Hands up if you’ve read the Terms & Conditions when you signed up for a social media account (or anything else online for that matter!)?
The Children’s Commissioner tested social media platforms’ terms & conditions out on children and none of the kids they asked understood them. Did you know that:
“Snapchat can publically display or sell any content young person puts on Live or Local Snapchat, meaning they can use a young person’s face and voice in any way, how Instagram can read a user’s Direct Messages and how all companies collect a range of person information including how long you spend on certain pages, where you are and who is in your phone book. They remind children that YouTube is owned by Google, so if you create a YouTube account, your data will be collected by Google and linked to other information Google has about you.” (childrenscommissioner.gov.uk)
Thankfully, the Children’s Commissioner has published handy versions for us so we can better understand what we’re all signing up to. If you’re a parent, you could use these to discuss them with your children.
We don’t think parents should ban kids from using social media. We do think children (and everyone else) should properly understand what they’re signing up to.
As part of our ongoing research for Brighton5, we speak to those responsible for supporting children in some of Brighton’s biggest schools and colleges. We’re particularly interested in children’s mental health, one of our core focuses for the project. A recurring theme in our discussions is the lack of preventative approaches (and immediate referral support and resources). This means that, whilst warning signs are heeded, kids can’t always get the right help when it’s needed – early on.
This was brought into sharp focus today when the Education and Health & Social Care Committees published a damning report on the government’s new mental health strategy. They argue that the strategy is “failing a generation”. The World Health Organisation states that “up to 50% of mental disorders in adults begin before the age of 14 years“.
The report asks huge questions about the strategy for mental health provision, answers to which are missing from the government’s Green Paper. There’s a lack of focus on prevention, there is little joined up thinking on how different departments will work together, including a soloed culture – all of which has been exacerbated by cuts in services and a lack of funding. They say there’s a woeful lack of data around what provision is currently available in schools, an overstretched staff and issues with recruitment & retention, meaning that it’s unclear how the government will successfully implement the strategy – which the proposal seems to be to fund it from “within” existing budgets.
They also argue that the plan will take too long to implement leaving kids out in the cold – only 20-25% of the UK will be reached within 5 years.
At this point my blood was boiling. Our kids need help right now. Ten percent of 10-15 year olds in schools have mental health problems. We really can’t wait that long.
When we spoke to safeguarding staff for schools and colleges in Brighton, they told us that:
- Reported cases of mental health issues have increased exponentially in recent years
- Rates of anxiety in children have rocketed, with a notable change after exams were introduced in primary schools [which schools minister Nick Gibb refutes – he seems to think that more exams are the answer!?]
- Politics is adversely affecting education with swings in policy each time a new government is voted in has a huge effect on kids. Education should be free from political see-sawing.

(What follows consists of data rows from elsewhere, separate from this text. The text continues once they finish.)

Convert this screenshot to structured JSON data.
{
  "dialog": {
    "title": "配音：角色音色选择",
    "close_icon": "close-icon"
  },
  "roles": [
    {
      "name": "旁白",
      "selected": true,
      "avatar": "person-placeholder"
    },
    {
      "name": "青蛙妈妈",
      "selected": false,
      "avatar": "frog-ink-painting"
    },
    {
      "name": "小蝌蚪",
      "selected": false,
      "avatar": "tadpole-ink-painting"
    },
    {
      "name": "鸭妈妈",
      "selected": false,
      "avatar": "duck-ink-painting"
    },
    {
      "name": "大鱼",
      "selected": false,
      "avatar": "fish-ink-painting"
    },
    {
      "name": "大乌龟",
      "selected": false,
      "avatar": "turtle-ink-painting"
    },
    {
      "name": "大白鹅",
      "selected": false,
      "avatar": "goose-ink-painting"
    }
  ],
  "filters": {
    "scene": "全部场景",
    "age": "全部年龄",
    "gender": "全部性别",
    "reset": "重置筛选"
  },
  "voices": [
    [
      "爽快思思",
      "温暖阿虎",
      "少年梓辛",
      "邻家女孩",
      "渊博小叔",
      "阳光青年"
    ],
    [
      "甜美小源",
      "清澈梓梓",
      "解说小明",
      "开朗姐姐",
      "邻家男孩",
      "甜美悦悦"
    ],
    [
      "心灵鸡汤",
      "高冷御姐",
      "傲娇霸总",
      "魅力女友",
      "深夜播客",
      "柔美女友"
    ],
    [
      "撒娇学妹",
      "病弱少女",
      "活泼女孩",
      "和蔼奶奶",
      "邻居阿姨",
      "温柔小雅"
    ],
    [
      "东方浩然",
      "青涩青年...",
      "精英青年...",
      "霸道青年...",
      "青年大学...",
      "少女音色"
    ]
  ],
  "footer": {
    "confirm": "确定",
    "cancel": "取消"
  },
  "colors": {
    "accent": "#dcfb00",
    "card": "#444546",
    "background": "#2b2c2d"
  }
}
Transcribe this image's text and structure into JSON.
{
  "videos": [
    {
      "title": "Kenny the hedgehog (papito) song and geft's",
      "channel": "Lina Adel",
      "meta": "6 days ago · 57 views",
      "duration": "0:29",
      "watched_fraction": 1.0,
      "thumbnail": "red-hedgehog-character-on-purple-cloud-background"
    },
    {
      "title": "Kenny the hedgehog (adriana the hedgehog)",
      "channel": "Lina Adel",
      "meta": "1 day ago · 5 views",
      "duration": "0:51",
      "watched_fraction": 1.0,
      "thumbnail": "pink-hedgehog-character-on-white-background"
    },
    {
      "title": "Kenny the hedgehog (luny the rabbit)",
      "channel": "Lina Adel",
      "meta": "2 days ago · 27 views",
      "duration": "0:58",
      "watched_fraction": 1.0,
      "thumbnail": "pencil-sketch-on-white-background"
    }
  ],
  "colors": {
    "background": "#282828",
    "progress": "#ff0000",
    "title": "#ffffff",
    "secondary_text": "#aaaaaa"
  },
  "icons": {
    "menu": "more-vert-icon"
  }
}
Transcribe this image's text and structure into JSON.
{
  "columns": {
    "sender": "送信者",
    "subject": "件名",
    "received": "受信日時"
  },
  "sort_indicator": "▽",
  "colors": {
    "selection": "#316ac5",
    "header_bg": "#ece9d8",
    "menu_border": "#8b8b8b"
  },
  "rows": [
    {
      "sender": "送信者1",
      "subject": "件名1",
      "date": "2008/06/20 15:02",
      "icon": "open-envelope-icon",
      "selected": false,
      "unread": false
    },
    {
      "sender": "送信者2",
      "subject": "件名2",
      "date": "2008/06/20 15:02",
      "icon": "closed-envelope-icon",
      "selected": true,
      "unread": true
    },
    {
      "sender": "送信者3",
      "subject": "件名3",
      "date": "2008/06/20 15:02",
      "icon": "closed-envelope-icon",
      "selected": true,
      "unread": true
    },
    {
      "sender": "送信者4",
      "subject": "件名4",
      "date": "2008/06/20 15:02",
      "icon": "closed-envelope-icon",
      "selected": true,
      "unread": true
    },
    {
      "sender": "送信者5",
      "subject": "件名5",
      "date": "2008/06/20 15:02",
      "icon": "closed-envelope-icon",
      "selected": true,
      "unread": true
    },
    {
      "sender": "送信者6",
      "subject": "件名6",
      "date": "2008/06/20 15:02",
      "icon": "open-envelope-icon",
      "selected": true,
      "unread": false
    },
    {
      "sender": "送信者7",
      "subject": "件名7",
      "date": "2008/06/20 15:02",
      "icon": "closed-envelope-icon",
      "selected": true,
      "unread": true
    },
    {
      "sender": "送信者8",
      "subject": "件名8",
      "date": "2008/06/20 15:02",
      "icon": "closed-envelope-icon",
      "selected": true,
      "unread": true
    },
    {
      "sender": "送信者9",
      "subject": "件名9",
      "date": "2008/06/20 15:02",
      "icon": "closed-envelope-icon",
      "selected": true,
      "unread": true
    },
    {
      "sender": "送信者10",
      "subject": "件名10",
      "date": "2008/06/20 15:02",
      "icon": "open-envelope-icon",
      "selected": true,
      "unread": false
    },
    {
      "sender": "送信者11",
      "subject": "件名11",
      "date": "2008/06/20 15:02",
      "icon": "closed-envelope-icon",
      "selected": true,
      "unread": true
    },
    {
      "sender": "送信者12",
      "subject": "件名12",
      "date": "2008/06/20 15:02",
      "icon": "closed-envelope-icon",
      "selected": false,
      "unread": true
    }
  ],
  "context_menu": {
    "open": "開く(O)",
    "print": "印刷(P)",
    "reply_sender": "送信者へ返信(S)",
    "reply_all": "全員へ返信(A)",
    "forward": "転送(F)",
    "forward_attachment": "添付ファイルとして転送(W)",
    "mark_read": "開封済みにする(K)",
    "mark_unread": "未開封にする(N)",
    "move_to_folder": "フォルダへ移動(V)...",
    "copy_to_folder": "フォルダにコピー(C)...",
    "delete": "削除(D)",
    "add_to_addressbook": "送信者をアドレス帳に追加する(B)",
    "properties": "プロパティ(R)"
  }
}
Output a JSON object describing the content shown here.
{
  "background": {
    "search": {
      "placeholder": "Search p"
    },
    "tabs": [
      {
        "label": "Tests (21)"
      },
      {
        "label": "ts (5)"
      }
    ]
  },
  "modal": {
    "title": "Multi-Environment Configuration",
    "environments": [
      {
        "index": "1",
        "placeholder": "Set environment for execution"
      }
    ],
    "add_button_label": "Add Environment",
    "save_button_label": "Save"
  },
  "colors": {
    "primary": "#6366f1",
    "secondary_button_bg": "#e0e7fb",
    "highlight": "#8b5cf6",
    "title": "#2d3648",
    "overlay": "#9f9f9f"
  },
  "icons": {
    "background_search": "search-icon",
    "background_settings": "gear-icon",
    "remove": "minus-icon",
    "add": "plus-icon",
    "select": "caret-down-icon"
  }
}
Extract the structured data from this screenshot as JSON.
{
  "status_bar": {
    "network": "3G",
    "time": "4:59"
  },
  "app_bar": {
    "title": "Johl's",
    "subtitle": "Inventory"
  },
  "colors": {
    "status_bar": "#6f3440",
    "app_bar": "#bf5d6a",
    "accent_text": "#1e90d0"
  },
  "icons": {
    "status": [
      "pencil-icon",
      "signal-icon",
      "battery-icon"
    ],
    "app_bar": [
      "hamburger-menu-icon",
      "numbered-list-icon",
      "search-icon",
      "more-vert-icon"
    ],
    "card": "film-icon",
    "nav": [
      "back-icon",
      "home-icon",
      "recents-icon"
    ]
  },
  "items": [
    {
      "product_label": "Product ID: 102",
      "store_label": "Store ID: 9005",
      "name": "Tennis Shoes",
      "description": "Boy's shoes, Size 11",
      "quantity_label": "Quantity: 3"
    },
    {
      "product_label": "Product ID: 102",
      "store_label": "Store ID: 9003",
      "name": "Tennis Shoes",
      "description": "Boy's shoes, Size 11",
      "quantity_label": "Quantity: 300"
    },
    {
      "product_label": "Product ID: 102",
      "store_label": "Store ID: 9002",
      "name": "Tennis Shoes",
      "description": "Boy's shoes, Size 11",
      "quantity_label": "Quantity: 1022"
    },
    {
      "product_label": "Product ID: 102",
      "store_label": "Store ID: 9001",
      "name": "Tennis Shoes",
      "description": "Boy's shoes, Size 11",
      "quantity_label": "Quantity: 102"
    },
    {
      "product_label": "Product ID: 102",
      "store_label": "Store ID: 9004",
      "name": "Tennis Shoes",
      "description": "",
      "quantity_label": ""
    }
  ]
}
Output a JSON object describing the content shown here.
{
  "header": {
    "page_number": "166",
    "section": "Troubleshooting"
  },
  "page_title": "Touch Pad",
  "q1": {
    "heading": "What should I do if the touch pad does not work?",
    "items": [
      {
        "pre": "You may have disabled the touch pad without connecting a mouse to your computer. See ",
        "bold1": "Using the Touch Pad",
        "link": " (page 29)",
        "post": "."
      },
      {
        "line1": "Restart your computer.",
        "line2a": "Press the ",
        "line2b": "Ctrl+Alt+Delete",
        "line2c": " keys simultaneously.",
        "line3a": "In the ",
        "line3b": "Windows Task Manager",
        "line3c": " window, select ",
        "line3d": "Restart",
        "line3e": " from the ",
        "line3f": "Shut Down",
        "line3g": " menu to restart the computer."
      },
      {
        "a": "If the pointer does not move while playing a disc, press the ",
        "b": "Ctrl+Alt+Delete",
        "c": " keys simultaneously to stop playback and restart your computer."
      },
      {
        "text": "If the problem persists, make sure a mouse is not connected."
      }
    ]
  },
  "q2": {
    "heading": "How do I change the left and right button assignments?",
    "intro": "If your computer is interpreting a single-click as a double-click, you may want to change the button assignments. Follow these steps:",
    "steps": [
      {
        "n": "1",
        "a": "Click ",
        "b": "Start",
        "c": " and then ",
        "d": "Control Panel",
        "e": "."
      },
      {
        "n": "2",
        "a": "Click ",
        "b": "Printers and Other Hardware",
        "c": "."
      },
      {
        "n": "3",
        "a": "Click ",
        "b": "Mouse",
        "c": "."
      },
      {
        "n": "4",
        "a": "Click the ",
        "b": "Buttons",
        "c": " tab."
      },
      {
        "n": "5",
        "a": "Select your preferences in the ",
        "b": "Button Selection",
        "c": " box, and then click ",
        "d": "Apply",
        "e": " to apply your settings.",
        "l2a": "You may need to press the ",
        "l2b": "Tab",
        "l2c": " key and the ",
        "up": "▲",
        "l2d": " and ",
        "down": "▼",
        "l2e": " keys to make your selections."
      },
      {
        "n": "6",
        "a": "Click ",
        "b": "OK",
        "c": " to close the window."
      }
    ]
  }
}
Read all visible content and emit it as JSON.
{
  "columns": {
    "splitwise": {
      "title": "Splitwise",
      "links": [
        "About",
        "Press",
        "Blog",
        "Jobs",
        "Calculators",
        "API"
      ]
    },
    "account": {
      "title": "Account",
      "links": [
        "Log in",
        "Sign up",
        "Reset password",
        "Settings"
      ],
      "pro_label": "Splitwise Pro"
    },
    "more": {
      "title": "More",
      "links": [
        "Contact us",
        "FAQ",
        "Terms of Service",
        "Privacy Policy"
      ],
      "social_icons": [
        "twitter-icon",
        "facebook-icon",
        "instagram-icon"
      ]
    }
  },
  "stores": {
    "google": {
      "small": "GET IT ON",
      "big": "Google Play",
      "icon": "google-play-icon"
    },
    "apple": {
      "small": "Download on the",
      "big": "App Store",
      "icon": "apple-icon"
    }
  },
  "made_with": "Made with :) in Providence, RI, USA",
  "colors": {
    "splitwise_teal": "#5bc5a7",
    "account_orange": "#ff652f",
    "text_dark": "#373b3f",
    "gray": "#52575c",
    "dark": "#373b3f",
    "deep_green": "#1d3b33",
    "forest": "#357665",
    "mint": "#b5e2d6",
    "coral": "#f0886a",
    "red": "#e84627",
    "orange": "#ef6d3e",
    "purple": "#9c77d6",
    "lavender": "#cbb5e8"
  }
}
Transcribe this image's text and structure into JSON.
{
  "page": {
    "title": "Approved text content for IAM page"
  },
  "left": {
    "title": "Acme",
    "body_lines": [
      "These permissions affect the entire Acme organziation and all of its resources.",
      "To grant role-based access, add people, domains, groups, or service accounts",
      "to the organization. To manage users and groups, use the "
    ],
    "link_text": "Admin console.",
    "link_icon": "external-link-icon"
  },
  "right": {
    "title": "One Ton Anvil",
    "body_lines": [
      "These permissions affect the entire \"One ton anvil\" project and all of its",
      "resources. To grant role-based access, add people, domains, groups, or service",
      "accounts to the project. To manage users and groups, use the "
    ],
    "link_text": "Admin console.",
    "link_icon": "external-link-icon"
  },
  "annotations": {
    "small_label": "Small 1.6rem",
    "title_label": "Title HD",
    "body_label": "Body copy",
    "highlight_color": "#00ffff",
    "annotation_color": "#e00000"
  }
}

- The amount of social media related problems have sky rocketed. Kids have very low awareness of what should and shouldn’t go on social media -bullying and body image issues need addressing.
- Funding for wrap-around courses has been stripped back. The exam system is now academic, paper-based and test-heavy – if this is the measure of success, it disenfranchises a large number of kids.
One safeguarding staff admitted: “We have to wait until it’s all gone wrong before kids are eligible for the right level of support, but some of these issues are preventable – parents and teachers can often see it coming. The system is combative instead of preventative”.